People often inquire why they are beset with certain hair woes. Be it thinning edges, breakage, or a receding hair line, there seems to be a two-step process that individuals who are experiencing hair troubles go through. The first is wondering what’s wrong followed by doing everything they can to reverse or avert the continuance of the issue.
Although human inclination tells us that when there is a problem, we should do what we need to solve it, oftentimes, the “remedies” we turn to will do more harm than good. Recently, I spoke with a woman who, after years of tight extensions began to experience thinning in the crown area. In a quest to cover up her thinning crown, she began to pull her hair back into a ponytail and add a hairpiece. She wore this style for several months; often neglecting to cleanse her hair and scalp for fear that it would encourage more breakage. Not only did this make the balding crown worse, but her edges suffered severely.
Now, I am not a doctor and would not venture to offer a diagnosis to anyone. What I will offer is the possibility that her hair just needed a break from being tugged, pulled and tightly held in place for years and years on end. She is not alone, as I speak with several people on a regular basis that are experiencing problems related to overuse of wigs, weaves and even chemical processes. Similar to how our muscles need rest so that we can avoid injury, our hair needs some let-up every now and then.
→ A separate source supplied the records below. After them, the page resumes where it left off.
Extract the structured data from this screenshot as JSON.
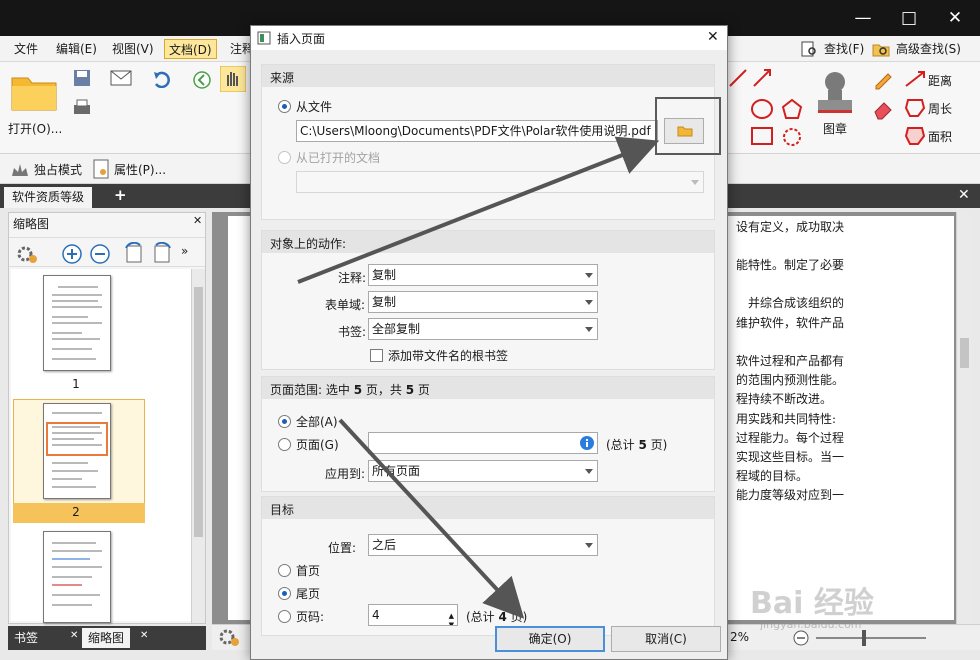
{
  "menu": {
    "items": [
      "文件",
      "编辑(E)",
      "视图(V)",
      "文档(D)",
      "注释"
    ],
    "active_index": 3,
    "search_label": "查找(F)",
    "adv_search_label": "高级查找(S)"
  },
  "ribbon": {
    "open_label": "打开(O)...",
    "stamp_label": "图章",
    "distance_label": "距离",
    "perimeter_label": "周长",
    "area_label": "面积"
  },
  "toolbar2": {
    "exclusive_label": "独占模式",
    "properties_label": "属性(P)..."
  },
  "doc_tab": {
    "label": "软件资质等级"
  },
  "thumb_panel": {
    "title": "缩略图",
    "pages": [
      "1",
      "2"
    ],
    "selected_page": "2"
  },
  "bottom_tabs": {
    "bookmarks": "书签",
    "thumbnails": "缩略图"
  },
  "doc_text": [
    "设有定义，成功取决",
    "能特性。制定了必要",
    "并综合成该组织的",
    "维护软件，软件产品",
    "软件过程和产品都有",
    "的范围内预测性能。",
    "程持续不断改进。",
    "用实践和共同特性:",
    "过程能力。每个过程",
    "实现这些目标。当一",
    "程域的目标。",
    "能力度等级对应到一"
  ],
  "status": {
    "zoom": "2%"
  },
  "dialog": {
    "title": "插入页面",
    "source": {
      "header": "来源",
      "from_file_label": "从文件",
      "file_path": "C:\\Users\\Mloong\\Documents\\PDF文件\\Polar软件使用说明.pdf",
      "from_open_label": "从已打开的文档"
    },
    "actions": {
      "header": "对象上的动作:",
      "annotations_label": "注释:",
      "annotations_value": "复制",
      "forms_label": "表单域:",
      "forms_value": "复制",
      "bookmarks_label": "书签:",
      "bookmarks_value": "全部复制",
      "add_root_bookmark_label": "添加带文件名的根书签"
    },
    "range": {
      "header_prefix": "页面范围: 选中 ",
      "selected": "5",
      "header_mid": " 页，共 ",
      "total": "5",
      "header_suffix": " 页",
      "all_label": "全部(A)",
      "pages_label": "页面(G)",
      "total_note_prefix": "(总计 ",
      "total_note_count": "5",
      "total_note_suffix": " 页)",
      "apply_to_label": "应用到:",
      "apply_to_value": "所有页面"
    },
    "target": {
      "header": "目标",
      "position_label": "位置:",
      "position_value": "之后",
      "first_page_label": "首页",
      "last_page_label": "尾页",
      "page_number_label": "页码:",
      "page_number_value": "4",
      "total_note_prefix": "(总计 ",
      "total_note_count": "4",
      "total_note_suffix": " 页)"
    },
    "ok_label": "确定(O)",
    "cancel_label": "取消(C)"
  },
  "watermark": {
    "text": "Bai 经验",
    "sub": "jingyan.baidu.com"
  },
  "colors": {
    "accent": "#1c5fb8",
    "active_menu": "#fde79a",
    "arrow": "#555555"
  }
}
I know that returning to natural can be a learning curve and many times, women get frustrated and turn to natural protective styles (which I am a fan of), extensions, weaves, and wigs. As the ace número uno fan of the high bun, I also know how addictive a style can be when you feel it really suits your overall look well. These methods can be a plain old fun way to spice up our look. While these styles have their place, overuse can turn out to be disastrous for the hair because, no matter what the texture, hair can only take so much. Our hair, because it is largely exposed, already has the stress of pollutants and climate; the things we attempt to do to and/or with it, even with the best of intentions, can overstress our locks and leave us with strands that seem to rebel against us.
So what do I mean by “leave it alone?” Of course I am not suggesting to anyone that they abandon the grooming process altogether. Hair maintenance is important and (in my estimation) to do so would be the equivalent of not brushing one’s teeth or showering. What I am suggesting is that after a week or two of wearing a certain style, you let your hair take a breather. If you are wearing extensions, like braids, never braid too tightly. After they are taken out, wait at least two weeks before re-installation. In that two weeks, make sure hair is well-cleansed, conditioned and moisturized and avoid overly-involved styles or styles that place more tension on the scalp. If you like to bun or wear your hair in ponytails, switch the positioning often so that one spot does not get too much wear and (consequently) tear. If you like to protective style with twists or braids, variance and rest is equally important.
Until next week…